There are those who sit back in their high rise apartments, drinking champaign, talking about the art they just experienced and how their lives are forever changed.  And then there are the artists.  Artists who aren't afraid of a challenge or an audience that may not be trained in "theatre etiquette".   Artists who tell stories that will make you walk away and re-examine your life.  Artists who inspire those who didn't know the power of theatre.   Artists whose story moves you to tears or causes you to shout "holy shit!" when the journey gets under your skin. You want an uninterrupted perfect performance: go watch a yourself!  But if you want to experience something magical and alive, to be surrounded by people who at the end of the performance all have to take a moment to exhale; if you want to be a part of a living, breathing event, and truly experience it as a community: then go watch a play.  

But please, turn off your cell phones.


@Levi M I hope to never sit near you in the theatre/

Liz M

It's champagne, sweetie.


I feel like this article should be titled "What Not to Do at ANY Show, You Philistines."

Mary T
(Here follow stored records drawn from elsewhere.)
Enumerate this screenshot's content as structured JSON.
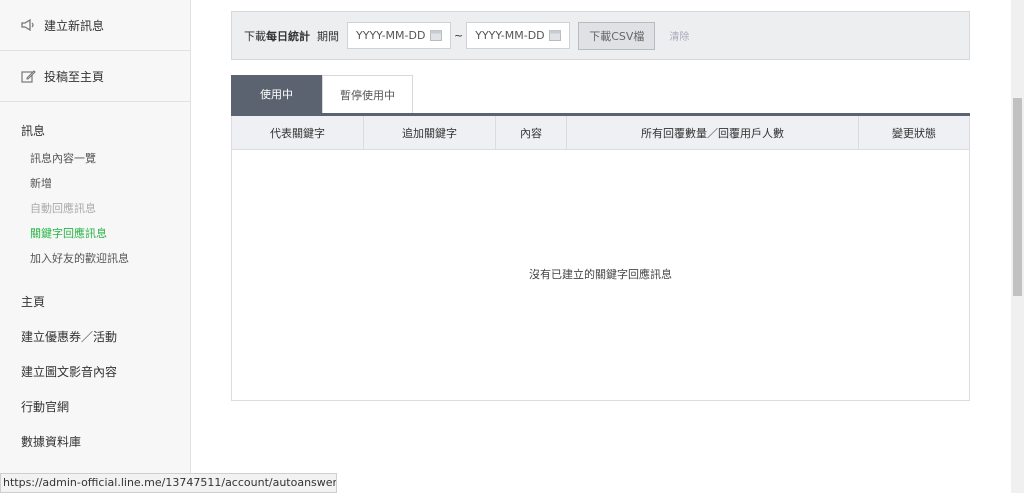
{
  "sidebar": {
    "create_message": "建立新訊息",
    "post_to_home": "投稿至主頁",
    "messages": {
      "title": "訊息",
      "items": [
        {
          "label": "訊息內容一覽",
          "state": "normal"
        },
        {
          "label": "新增",
          "state": "normal"
        },
        {
          "label": "自動回應訊息",
          "state": "dim"
        },
        {
          "label": "關鍵字回應訊息",
          "state": "active"
        },
        {
          "label": "加入好友的歡迎訊息",
          "state": "normal"
        }
      ]
    },
    "nav": [
      "主頁",
      "建立優惠券／活動",
      "建立圖文影音內容",
      "行動官網",
      "數據資料庫"
    ]
  },
  "filter": {
    "label_prefix": "下載",
    "label_bold": "每日統計",
    "period": "期間",
    "start_placeholder": "YYYY-MM-DD",
    "end_placeholder": "YYYY-MM-DD",
    "tilde": "~",
    "csv_button": "下載CSV檔",
    "clear_link": "清除"
  },
  "tabs": {
    "active": "使用中",
    "inactive": "暫停使用中"
  },
  "table": {
    "columns": [
      "代表關鍵字",
      "追加關鍵字",
      "內容",
      "所有回覆數量／回覆用戶人數",
      "變更狀態"
    ],
    "empty_message": "沒有已建立的關鍵字回應訊息"
  },
  "status_url": "https://admin-official.line.me/13747511/account/autoanswer/#/",
  "colors": {
    "active_green": "#28b446",
    "tab_active": "#5b6370"
  }
}
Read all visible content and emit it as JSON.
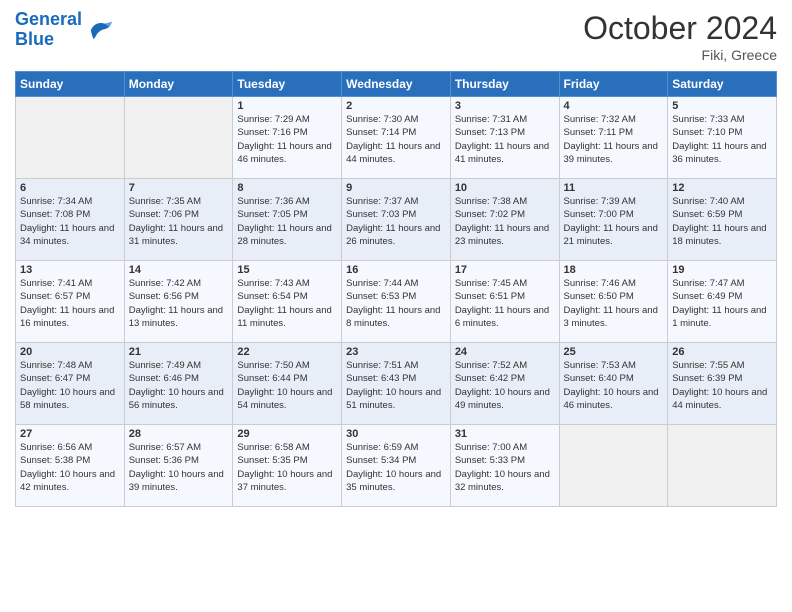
{
  "header": {
    "logo_line1": "General",
    "logo_line2": "Blue",
    "month": "October 2024",
    "location": "Fiki, Greece"
  },
  "columns": [
    "Sunday",
    "Monday",
    "Tuesday",
    "Wednesday",
    "Thursday",
    "Friday",
    "Saturday"
  ],
  "weeks": [
    [
      {
        "day": "",
        "info": ""
      },
      {
        "day": "",
        "info": ""
      },
      {
        "day": "1",
        "info": "Sunrise: 7:29 AM\nSunset: 7:16 PM\nDaylight: 11 hours and 46 minutes."
      },
      {
        "day": "2",
        "info": "Sunrise: 7:30 AM\nSunset: 7:14 PM\nDaylight: 11 hours and 44 minutes."
      },
      {
        "day": "3",
        "info": "Sunrise: 7:31 AM\nSunset: 7:13 PM\nDaylight: 11 hours and 41 minutes."
      },
      {
        "day": "4",
        "info": "Sunrise: 7:32 AM\nSunset: 7:11 PM\nDaylight: 11 hours and 39 minutes."
      },
      {
        "day": "5",
        "info": "Sunrise: 7:33 AM\nSunset: 7:10 PM\nDaylight: 11 hours and 36 minutes."
      }
    ],
    [
      {
        "day": "6",
        "info": "Sunrise: 7:34 AM\nSunset: 7:08 PM\nDaylight: 11 hours and 34 minutes."
      },
      {
        "day": "7",
        "info": "Sunrise: 7:35 AM\nSunset: 7:06 PM\nDaylight: 11 hours and 31 minutes."
      },
      {
        "day": "8",
        "info": "Sunrise: 7:36 AM\nSunset: 7:05 PM\nDaylight: 11 hours and 28 minutes."
      },
      {
        "day": "9",
        "info": "Sunrise: 7:37 AM\nSunset: 7:03 PM\nDaylight: 11 hours and 26 minutes."
      },
      {
        "day": "10",
        "info": "Sunrise: 7:38 AM\nSunset: 7:02 PM\nDaylight: 11 hours and 23 minutes."
      },
      {
        "day": "11",
        "info": "Sunrise: 7:39 AM\nSunset: 7:00 PM\nDaylight: 11 hours and 21 minutes."
      },
      {
        "day": "12",
        "info": "Sunrise: 7:40 AM\nSunset: 6:59 PM\nDaylight: 11 hours and 18 minutes."
      }
    ],
    [
      {
        "day": "13",
        "info": "Sunrise: 7:41 AM\nSunset: 6:57 PM\nDaylight: 11 hours and 16 minutes."
      },
      {
        "day": "14",
        "info": "Sunrise: 7:42 AM\nSunset: 6:56 PM\nDaylight: 11 hours and 13 minutes."
      },
      {
        "day": "15",
        "info": "Sunrise: 7:43 AM\nSunset: 6:54 PM\nDaylight: 11 hours and 11 minutes."
      },
      {
        "day": "16",
        "info": "Sunrise: 7:44 AM\nSunset: 6:53 PM\nDaylight: 11 hours and 8 minutes."
      },
      {
        "day": "17",
        "info": "Sunrise: 7:45 AM\nSunset: 6:51 PM\nDaylight: 11 hours and 6 minutes."
      },
      {
        "day": "18",
        "info": "Sunrise: 7:46 AM\nSunset: 6:50 PM\nDaylight: 11 hours and 3 minutes."
      },
      {
        "day": "19",
        "info": "Sunrise: 7:47 AM\nSunset: 6:49 PM\nDaylight: 11 hours and 1 minute."
      }
    ],
    [
      {
        "day": "20",
        "info": "Sunrise: 7:48 AM\nSunset: 6:47 PM\nDaylight: 10 hours and 58 minutes."
      },
      {
        "day": "21",
        "info": "Sunrise: 7:49 AM\nSunset: 6:46 PM\nDaylight: 10 hours and 56 minutes."
      },
      {
        "day": "22",
        "info": "Sunrise: 7:50 AM\nSunset: 6:44 PM\nDaylight: 10 hours and 54 minutes."
      },
      {
        "day": "23",
        "info": "Sunrise: 7:51 AM\nSunset: 6:43 PM\nDaylight: 10 hours and 51 minutes."
      },
      {
        "day": "24",
        "info": "Sunrise: 7:52 AM\nSunset: 6:42 PM\nDaylight: 10 hours and 49 minutes."
      },
      {
        "day": "25",
        "info": "Sunrise: 7:53 AM\nSunset: 6:40 PM\nDaylight: 10 hours and 46 minutes."
      },
      {
        "day": "26",
        "info": "Sunrise: 7:55 AM\nSunset: 6:39 PM\nDaylight: 10 hours and 44 minutes."
      }
    ],
    [
      {
        "day": "27",
        "info": "Sunrise: 6:56 AM\nSunset: 5:38 PM\nDaylight: 10 hours and 42 minutes."
      },
      {
        "day": "28",
        "info": "Sunrise: 6:57 AM\nSunset: 5:36 PM\nDaylight: 10 hours and 39 minutes."
      },
      {
        "day": "29",
        "info": "Sunrise: 6:58 AM\nSunset: 5:35 PM\nDaylight: 10 hours and 37 minutes."
      },
      {
        "day": "30",
        "info": "Sunrise: 6:59 AM\nSunset: 5:34 PM\nDaylight: 10 hours and 35 minutes."
      },
      {
        "day": "31",
        "info": "Sunrise: 7:00 AM\nSunset: 5:33 PM\nDaylight: 10 hours and 32 minutes."
      },
      {
        "day": "",
        "info": ""
      },
      {
        "day": "",
        "info": ""
      }
    ]
  ]
}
I just saw Bob Dylan in Chicago and he asked there be no pictures what so ever, before, during or after the show. They even spoke to everyone , individulally as they showed their tickets, and people still took out their phones and took pictures, like it didn't pertain to them. They had at least 4 people who's job it was to ask folks not to turn on their phones and still people didn't seem to care, no matter what age they were. It made me very sad to see this side of our culture, really sad. 

Cary V

Hilarious. This is article serves as a snapshot of the sign of our time.

Justin T

Part of the reason the "theatre" is a dead art form in this country. 


@Justin T A lot of things are dead in your country, starting from art, culture and respect for both.

Justin T

@ColonelWeaver @Justin T On a National level I would agree. But things are exactly the same in your country. The only place to find real culture is among small communities of artists who haven't been discovered yet. No one goes to Broadway for art anymore, they haven't for years. Broadway is about seeing people fly around on broomsticks and scream. The last great play on Broadway was Edward Albee's "The Goat" back at the turn of the century.


@Justin T Unfortunately, the cultural barbarism is global, but I have not found anywhere else such a high level of rudeness in theaters as well as in your country and I say this with regret because I love your country.


Find a real intellectual among American audience is like to find Snow White in the ranks of ISIS...good luck.  The River is born in Europe and european audience is by far more sophisticated compared to them. I'm not surprised that a lot of them wasn't able to understand The River, maybe it was more suitable for them something like "Porky's The Musical".


@ColonelWeaver plural makes it "weren't" not "wasn't." also, your syntax is vaguely eastern european. try "perhaps more suitable for them would be something like…" then you're OK. however "porky's" is a pretty old school allusion, was your goal to be sardonic, "maybe it was more suitable for you something more contemporary like Dumb and Dumber To?"


@anthonydodge53 I've made the effort to write in your language, you would never be able to write and speak in my language. American audiences go to the theater with their smartphones on, their children go to school with a loaded gun. Who's dumber? 


@ColonelWeaver @anthonydodge53 then kudos to your english. however, if you re-read what i wrote, you'll see i was calling the american audience dumber by jocularly suggesting a more contemporary movie.